Kristen Iversen on the devastating public health impact of the Rocky Flats nuclear weapons plant near Denver

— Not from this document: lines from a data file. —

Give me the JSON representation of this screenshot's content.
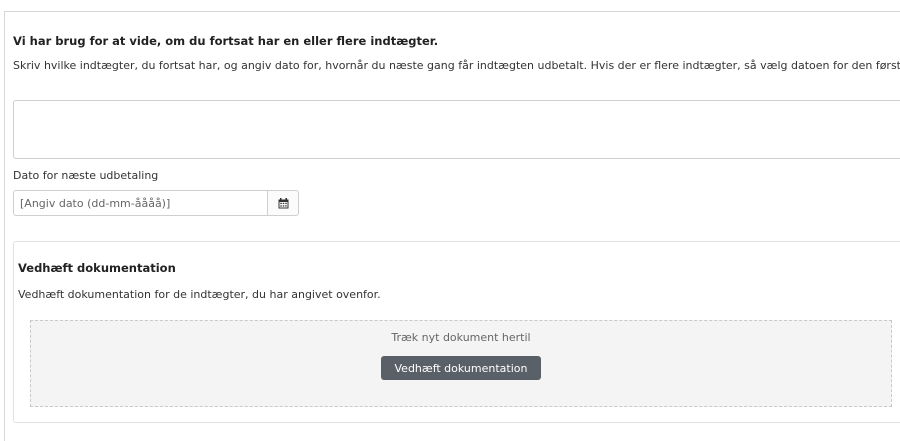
{
  "income": {
    "question": "Vi har brug for at vide, om du fortsat har en eller flere indtægter.",
    "description": "Skriv hvilke indtægter, du fortsat har, og angiv dato for, hvornår du næste gang får indtægten udbetalt. Hvis der er flere indtægter, så vælg datoen for den første.",
    "textarea_value": ""
  },
  "payment_date": {
    "label": "Dato for næste udbetaling",
    "placeholder": "[Angiv dato (dd-mm-åååå)]",
    "value": "",
    "icon": "calendar-icon"
  },
  "documentation": {
    "title": "Vedhæft dokumentation",
    "description": "Vedhæft dokumentation for de indtægter, du har angivet ovenfor.",
    "drop_text": "Træk nyt dokument hertil",
    "button_label": "Vedhæft dokumentation"
  },
  "colors": {
    "button_bg": "#5a6068",
    "dropzone_bg": "#f4f4f4",
    "border": "#cfcfcf"
  }
}
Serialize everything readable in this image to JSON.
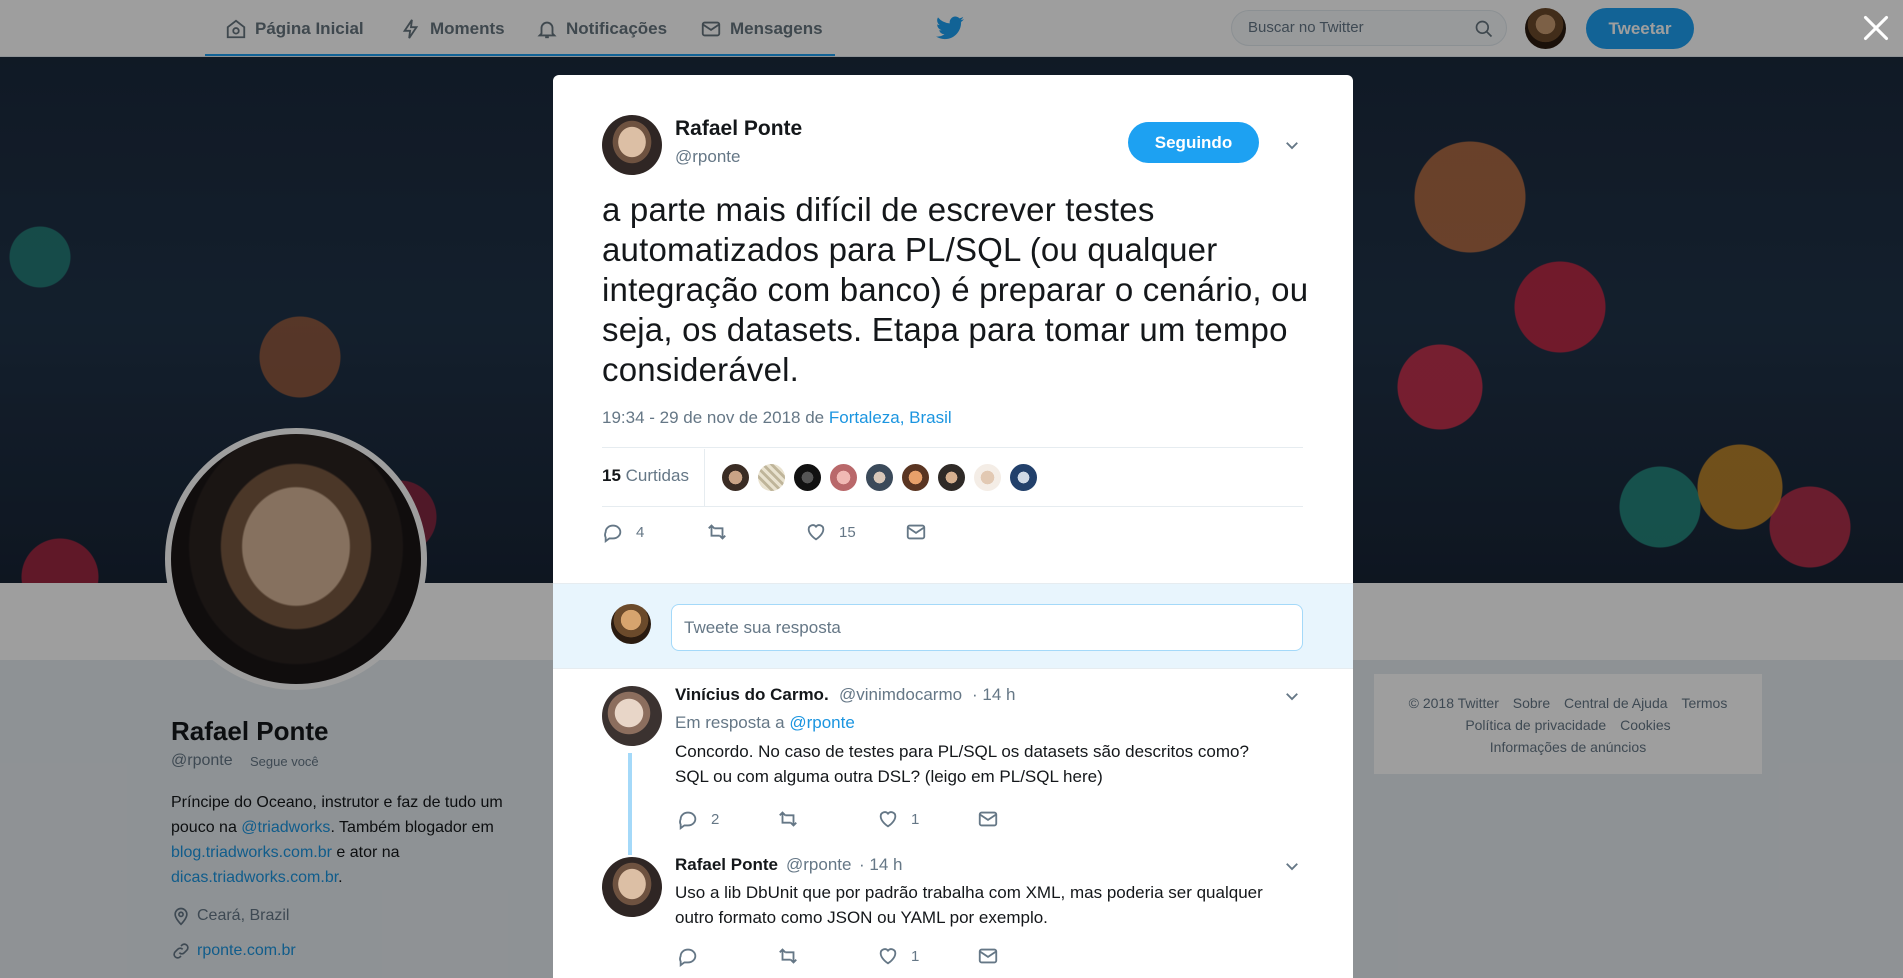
{
  "nav": {
    "home": "Página Inicial",
    "moments": "Moments",
    "notifications": "Notificações",
    "messages": "Mensagens",
    "search_placeholder": "Buscar no Twitter",
    "tweet_button": "Tweetar",
    "accent": "#1da1f2"
  },
  "profile": {
    "name": "Rafael Ponte",
    "handle": "@rponte",
    "follows_you": "Segue você",
    "bio_1": "Príncipe do Oceano, instrutor e faz de tudo um pouco na ",
    "bio_link_1": "@triadworks",
    "bio_2": ". Também blogador em ",
    "bio_link_2": "blog.triadworks.com.br",
    "bio_3": " e ator na ",
    "bio_link_3": "dicas.triadworks.com.br",
    "bio_4": ".",
    "location": "Ceará, Brazil",
    "url": "rponte.com.br"
  },
  "footer": {
    "copyright": "© 2018 Twitter",
    "about": "Sobre",
    "help": "Central de Ajuda",
    "terms": "Termos",
    "privacy": "Política de privacidade",
    "cookies": "Cookies",
    "ads": "Informações de anúncios"
  },
  "tweet": {
    "author_name": "Rafael Ponte",
    "author_handle": "@rponte",
    "follow_label": "Seguindo",
    "text": "a parte mais difícil de escrever testes automatizados para PL/SQL (ou qualquer integração com banco) é preparar o cenário, ou seja, os datasets. Etapa para tomar um tempo considerável.",
    "timestamp": "19:34 - 29 de nov de 2018 de ",
    "location": "Fortaleza, Brasil",
    "likes_count": "15",
    "likes_label": "Curtidas",
    "replies": "4",
    "retweets": "",
    "likes": "15"
  },
  "reply_box": {
    "placeholder": "Tweete sua resposta"
  },
  "replies": [
    {
      "name": "Vinícius do Carmo.",
      "handle": "@vinimdocarmo",
      "time": "· 14 h",
      "in_reply_prefix": "Em resposta a ",
      "in_reply_to": "@rponte",
      "text": "Concordo. No caso de testes para PL/SQL os datasets são descritos como? SQL ou com alguma outra DSL? (leigo em PL/SQL here)",
      "replies": "2",
      "likes": "1"
    },
    {
      "name": "Rafael Ponte",
      "handle": "@rponte",
      "time": "· 14 h",
      "text": "Uso a lib DbUnit que por padrão trabalha com XML, mas poderia ser qualquer outro formato como JSON ou YAML por exemplo.",
      "likes": "1"
    }
  ]
}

This week’s guest is Kristen Iversen, author of the new book, Full Body Burden: Growing Up in the Nuclear Shadow of Rocky Flats, published this month by Crown Books in the U.S. and Random House in the U.K. Read the press release about the book. Watch the book trailer here. Iversen is Director of the MFA Program in Creative Writing at The University of Memphis, and also Editor-in-Chief of The Pinch, an award-winning literary journal. She grew up in Arvada, Colorado near the Rocky Flats nuclear weapons facility, and currently lives in Memphis. As background, read Iversen’s March 10 New York Times opinion piece, Fallout. Also read Naomi Wolf’s 2012 article From Rocky Flats to Fukushima: This Nuclear Folly and The day Denver was nearly lost. During the interview, the research of Carl John is mentioned. Read the Wikipedia entry Radioactive contamination from the Rocky Flats Plant which states that “An early, focused study by Dr. Carl Johnson, health director for Jefferson County, showed a 45 percent increase in congenital birth defects in Denver suburbs downwind of Rocky Flats compared to the rest of Colorado.” Iversen mentions the book The Plutonium Files by Eileen Welsome. She also refers to this map showing the Rocky Flats contamination zone (note: large file size). A compressed version of the same map can be seen here. For more information, be sure to see the recently re-released 1983 documentary, Dark Circle. The Emmy Award-winning film includes much footage of the Rocky Flats plant and its radioactive pollution of neighborhoods around Denver.